Frequently Asked Questions

How do I apply?

 Complete a Request for Arbitration or Mediation. The Bar will mail you a form upon request.

Who do I call?

Call the Consumer Assistance Program at (601) 948-2344. You can also send a written request to the Consumer Assistance Program at Post Office Box 2168, Jackson, MS 39225-2168.

What is the cost?

The Fee Dispute program is free of cost to each party. The Arbitrator/Mediator is donating his or her time to help the parties resolve their differences.

What should I include in my fee dispute request form?

We need:

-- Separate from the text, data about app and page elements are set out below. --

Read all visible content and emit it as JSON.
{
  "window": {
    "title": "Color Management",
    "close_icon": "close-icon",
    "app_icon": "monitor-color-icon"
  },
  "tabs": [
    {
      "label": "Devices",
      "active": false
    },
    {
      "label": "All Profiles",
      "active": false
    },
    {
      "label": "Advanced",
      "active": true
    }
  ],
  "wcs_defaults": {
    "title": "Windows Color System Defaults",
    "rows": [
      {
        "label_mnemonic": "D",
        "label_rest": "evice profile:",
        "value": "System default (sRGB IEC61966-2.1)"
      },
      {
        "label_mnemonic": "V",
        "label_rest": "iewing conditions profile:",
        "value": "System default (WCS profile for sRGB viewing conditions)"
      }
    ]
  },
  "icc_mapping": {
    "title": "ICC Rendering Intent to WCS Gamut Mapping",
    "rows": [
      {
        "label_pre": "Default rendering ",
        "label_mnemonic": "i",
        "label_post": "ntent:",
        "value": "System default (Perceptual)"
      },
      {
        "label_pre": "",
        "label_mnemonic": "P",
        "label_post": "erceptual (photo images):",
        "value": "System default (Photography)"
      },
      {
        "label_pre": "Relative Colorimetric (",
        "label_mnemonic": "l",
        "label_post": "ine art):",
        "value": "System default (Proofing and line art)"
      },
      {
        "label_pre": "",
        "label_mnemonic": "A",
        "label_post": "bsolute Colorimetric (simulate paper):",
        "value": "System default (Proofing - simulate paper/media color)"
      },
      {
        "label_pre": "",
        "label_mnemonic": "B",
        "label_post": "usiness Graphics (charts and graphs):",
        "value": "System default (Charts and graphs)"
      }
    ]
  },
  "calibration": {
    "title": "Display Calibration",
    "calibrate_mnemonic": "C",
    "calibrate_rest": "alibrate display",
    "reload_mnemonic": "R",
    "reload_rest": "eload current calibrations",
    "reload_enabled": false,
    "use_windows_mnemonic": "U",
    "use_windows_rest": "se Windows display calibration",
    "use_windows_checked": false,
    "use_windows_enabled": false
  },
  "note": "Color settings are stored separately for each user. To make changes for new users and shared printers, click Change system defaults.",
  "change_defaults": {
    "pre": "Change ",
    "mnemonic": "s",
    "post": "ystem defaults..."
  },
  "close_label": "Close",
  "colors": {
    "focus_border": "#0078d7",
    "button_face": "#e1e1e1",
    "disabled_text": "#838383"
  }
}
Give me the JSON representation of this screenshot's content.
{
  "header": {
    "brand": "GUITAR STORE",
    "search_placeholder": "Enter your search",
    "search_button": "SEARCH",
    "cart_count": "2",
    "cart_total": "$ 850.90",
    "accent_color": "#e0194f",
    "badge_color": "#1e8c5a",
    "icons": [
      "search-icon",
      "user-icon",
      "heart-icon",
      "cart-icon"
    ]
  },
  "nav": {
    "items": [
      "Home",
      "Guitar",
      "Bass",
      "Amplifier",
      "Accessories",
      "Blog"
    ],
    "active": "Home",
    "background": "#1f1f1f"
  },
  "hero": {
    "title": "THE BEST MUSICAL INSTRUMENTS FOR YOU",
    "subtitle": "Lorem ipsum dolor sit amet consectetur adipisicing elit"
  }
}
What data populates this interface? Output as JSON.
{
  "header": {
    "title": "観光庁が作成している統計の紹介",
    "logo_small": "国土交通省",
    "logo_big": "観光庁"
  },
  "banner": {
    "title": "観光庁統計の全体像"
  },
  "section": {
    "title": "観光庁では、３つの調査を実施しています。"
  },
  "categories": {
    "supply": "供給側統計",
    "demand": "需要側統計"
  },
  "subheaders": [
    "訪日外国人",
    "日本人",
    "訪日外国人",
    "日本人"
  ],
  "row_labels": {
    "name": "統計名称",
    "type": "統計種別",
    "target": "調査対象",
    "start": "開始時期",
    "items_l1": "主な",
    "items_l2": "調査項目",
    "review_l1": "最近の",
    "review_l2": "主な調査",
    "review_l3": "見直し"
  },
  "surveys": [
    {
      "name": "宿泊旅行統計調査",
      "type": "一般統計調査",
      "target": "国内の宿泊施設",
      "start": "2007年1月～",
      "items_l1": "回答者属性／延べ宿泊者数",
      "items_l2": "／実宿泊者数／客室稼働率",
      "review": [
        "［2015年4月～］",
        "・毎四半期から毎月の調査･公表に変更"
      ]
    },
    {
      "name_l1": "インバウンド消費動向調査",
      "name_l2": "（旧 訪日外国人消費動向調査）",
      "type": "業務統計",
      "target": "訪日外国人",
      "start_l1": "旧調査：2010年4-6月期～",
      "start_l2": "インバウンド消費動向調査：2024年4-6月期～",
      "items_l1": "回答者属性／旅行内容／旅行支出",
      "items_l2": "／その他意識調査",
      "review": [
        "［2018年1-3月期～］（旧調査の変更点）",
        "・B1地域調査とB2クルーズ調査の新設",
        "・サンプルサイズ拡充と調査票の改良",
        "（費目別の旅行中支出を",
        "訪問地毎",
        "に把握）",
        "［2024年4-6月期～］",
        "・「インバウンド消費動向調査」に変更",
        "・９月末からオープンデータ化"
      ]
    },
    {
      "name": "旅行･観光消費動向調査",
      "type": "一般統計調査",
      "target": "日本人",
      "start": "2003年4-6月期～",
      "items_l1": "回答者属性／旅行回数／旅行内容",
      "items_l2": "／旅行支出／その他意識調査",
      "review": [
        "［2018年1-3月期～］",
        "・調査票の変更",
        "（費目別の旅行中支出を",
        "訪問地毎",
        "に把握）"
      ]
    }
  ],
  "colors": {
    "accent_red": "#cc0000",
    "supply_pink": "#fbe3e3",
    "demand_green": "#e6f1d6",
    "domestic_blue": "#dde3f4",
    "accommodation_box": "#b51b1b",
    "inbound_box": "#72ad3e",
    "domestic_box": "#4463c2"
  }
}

1. your name and full address
2. the lawyer's full name and address
3. the type of case you had (divorce, criminal, personal injury, etc.)
4. the total amount of fees charged
5. the amount of fees you feel are excessive
6. a brief explanation of why you feel the fees are excessive
7. the name and full address of any witness
8. copies of pertinent documents

We DON'T need: 

1. original documents of any kind (originals are not returned)
2. stapled documents (we scan everything you send)
3. bound documents

Is the lawyer required to participate in the fee dispute program?

No. Neither party is required to use the program. It is an alternative to going to court. Therefore, the client and the lawyer must both agree to use the program.

Mediation? What is that?

Mediation is a process where a trained third party acts as a "go between" to get the client and the lawyer to come to a mutually acceptable resolution of the dispute. If both parties agree to settle, their agreement is reduced to writing and they can enforce the agreement in court. If the parties cannot reach an agreement, they are free to go to arbitration or go to court.

Arbitration? What is that?

Arbitration is essentially a judicial proceeding before a private judge known as an arbitrator. In arbitration, each side puts on its evidence just as they would in court. The arbitrator then considers the evidence and renders a decision which is binding on both parties.

What is the difference between a fee dispute and a Bar complaint?

The main difference between fee disputes and Bar complaints is the purpose of each. The fee dispute process is designed to resolve conflicts between clients and lawyers about the amount of fees the attorney has earned and for which the client is obligated to pay. The Bar complaint process is designed to impose discipline on an attorney for violations of the Mississippi Rules of Professional Conduct. By rule, the Fee Dispute Committee has no jurisdiction to hear a fee dispute that involves a violation of the Rules of Professional Conduct. Likewise, a Bar complaint will not resolve of a fee dispute.

How long does the fee dispute process take?

Like many things, it depends. After the petition is submitted to the Office of General Counsel, a letter and an agreement is sent to both the client and the lawyer. Once each has indicated they are willing to participate in mediation or arbitration, the case is assigned to a mediator or arbitrator. The assigned mediator or arbitrator will then contact the parties and start the actual mediation or arbitration. After an agreement is reached or the arbitration is decided, the parties are notified of the result.

Is there an actual trial or hearing?

There may or may not be an actual formal mediation or arbitration session, depending on the circumstances. It is up to the mediator or arbitrator to determine whether a formal session is needed.

The lawyer did not agree to arbitrate or mediate. What do I do next?

The Committee is an alternative to court. If the parties don't mutually agree to either mediate or arbitrate, the case is dismissed. The parties are encouraged to seek legal advice from another attorney about options in the fee dispute process, which may include suing the other party in court.

What should I do before I file a fee dispute?

Before you file a fee dispute, you should try to resolve the fee dispute directly with the lawyer. The lawyer has likely performed work of which you were unaware. For example, the lawyer may have investigated the facts of the case, researched the law of the case, and drafted various documents related to the case. In the event you are unable to speak with the lawyer, you should make a written request to the lawyer in which you ask him or her to provide a written report of work performed on the case. Your request should include a deadline by which the lawyer should respond - usually within week or ten days of the date the lawyer received the request. Send your request by certified mail, return receipt requested or by other means that will demonstrate the date and time the lawyer actually received the request (federal express and UPS offer such a service, for example).